A long jump from home

Josh Echt

Toronto track star reflects on success at Kent State

Colleen Ramharak, senior jumper, jokes around with fellow teammates yesterday while warming up for practice. Ramharak had an easy day as she and her team prepared for the Dour Raymond Invitational Saturday.

Credit: Andrew popik

Her day ends at 11 p.m., when many college students’ evenings have just begun.

Her friends poke fun at her for going to bed so early.

For senior psychology major Colleen Ramharak, an early bedtime is just one sacrifice she makes in order to retain her status as one of the best triple jumpers in the Mid-American Conference.

Ramharak, who won the 2004 MAC triple-jump title for indoor and outdoor track, will attempt to continue her success at 10:15 a.m. Saturday at the Doug Raymond Invitational at the Kent State Fieldhouse.

To some degree, Ramharak has a corner on the market of the triple jump. Hailing from Toronto’s Oakwood Collegiate Institute, Ramharak first discovered her jumping talent in seventh grade in Ontario. In Canada, the triple jump is just another event. In Ohio, the event is uncommon.

“I’m very lucky because no high schools here (in Ohio) have triple jumpers coming into college track,” she said. “It’s a new jump, so many in college aren’t used to doing it.”

She still remembers her first experience with the triple jump. She said the event felt right to her the first time she tried it.

“The coaches had us jumping in an ash pit, a dirty, sunken hole,” she said.

Today, a normal day for Ramharak revolves around the track. In the morning it is off to classes. In the afternoon she practices with the team and then heads to class again at night. While she said it is a challenge to balance the different aspects of being a student athlete, it also gives her schedule structure.

“When you wake up, you know what you are going to do each day,” she said.

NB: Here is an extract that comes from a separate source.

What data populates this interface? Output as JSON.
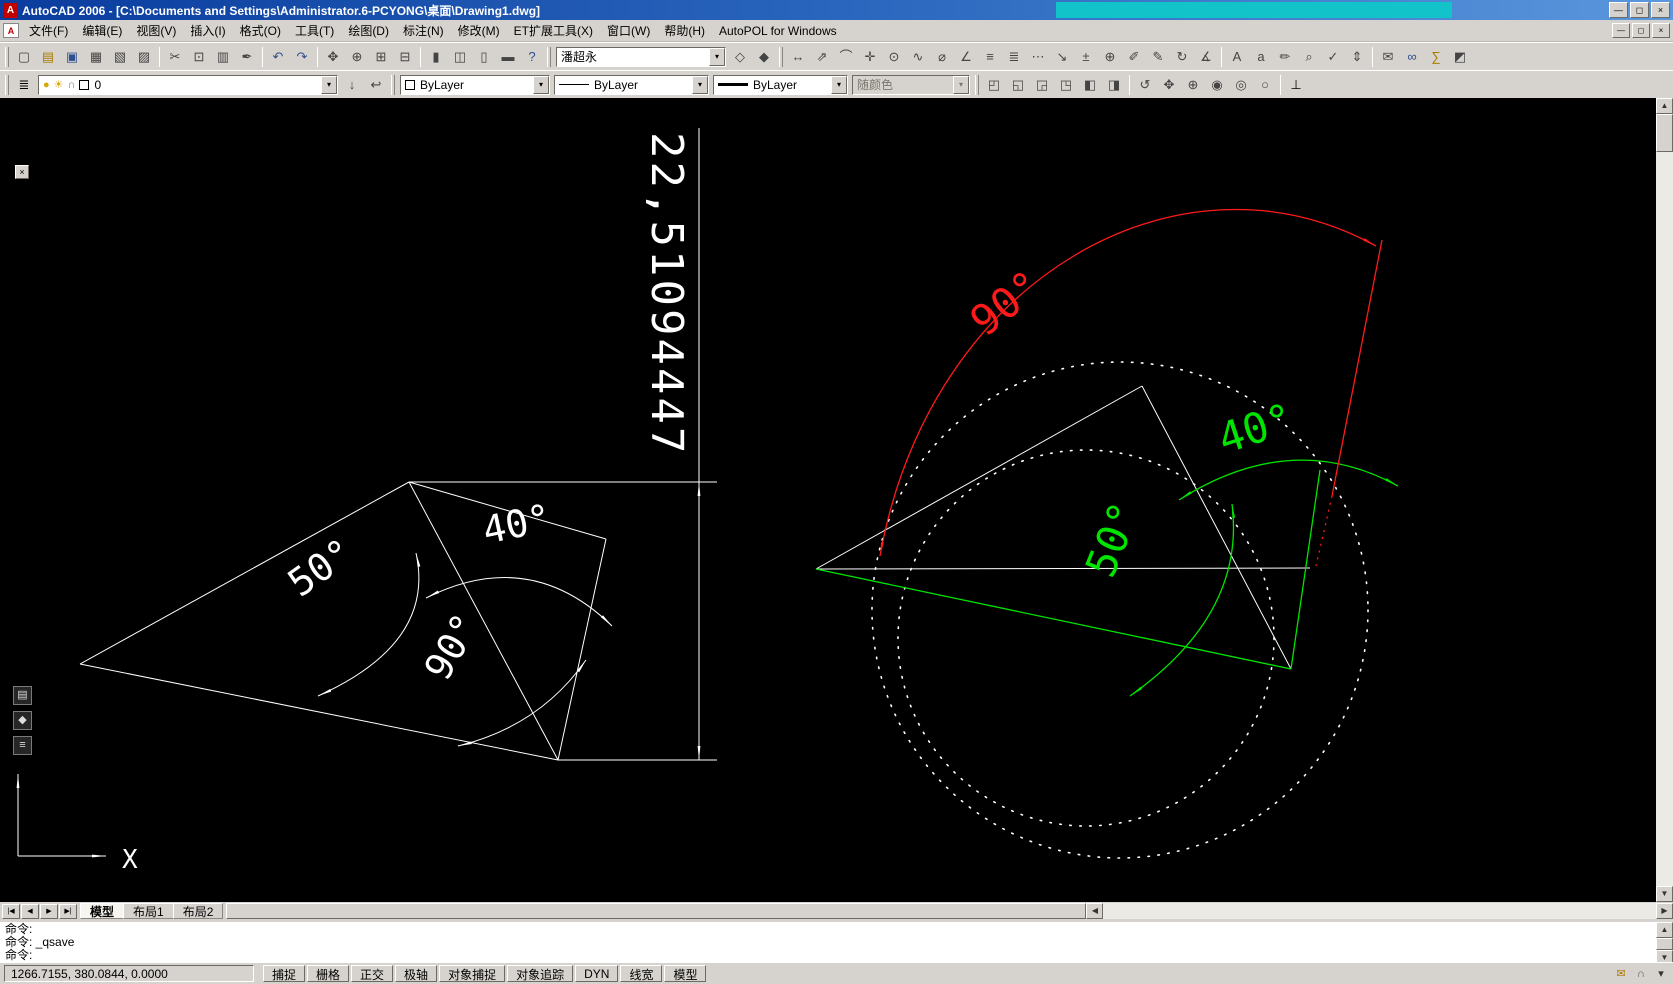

Knowing what she has to do each day is only part of the equation. Fitting it all in is another part. Between weekend track meets, Ramharak takes 18 credit hours and practices for about four hours each day.

Ramharak said the extra work she does in her spare time, such as running more, helps her conditioning and discipline.

Throughout high school Ramharak became the Canadian Interscholastic triple-jump record holder. By graduation, she was recruited by University of Central Florida. However, some of the coaches left, and she ended up following T.J. Pierce, a former UCF coach, to Kent State.

“I enjoy her workman like approach to the game,” Pierce said. “She brings a blue-collar mentality to the game.”

One of her biggest obstacles once she came to Kent State was adapting to the fact that the U.S. programs were more business like than the Canadian programs.

“It was hard for me at the beginning, accepting the differences between the coaching styles,” Ramharak said. “Neither one is better than the other, just different.”

She said several people, such as her former track club coach, Dave Hay, and Pierce, give her motivation to continue working hard.

“Coach Pierce knows our limits and knows when to push us. He treats us like people and listens to our concerns,” she said.

Ramharak, whose personal best jump is 43-1.50 feet in indoor competition, has already qualified provisionally for the NCAA Indoor Championships.

Contact track and field reporter Josh Echt at [email protected].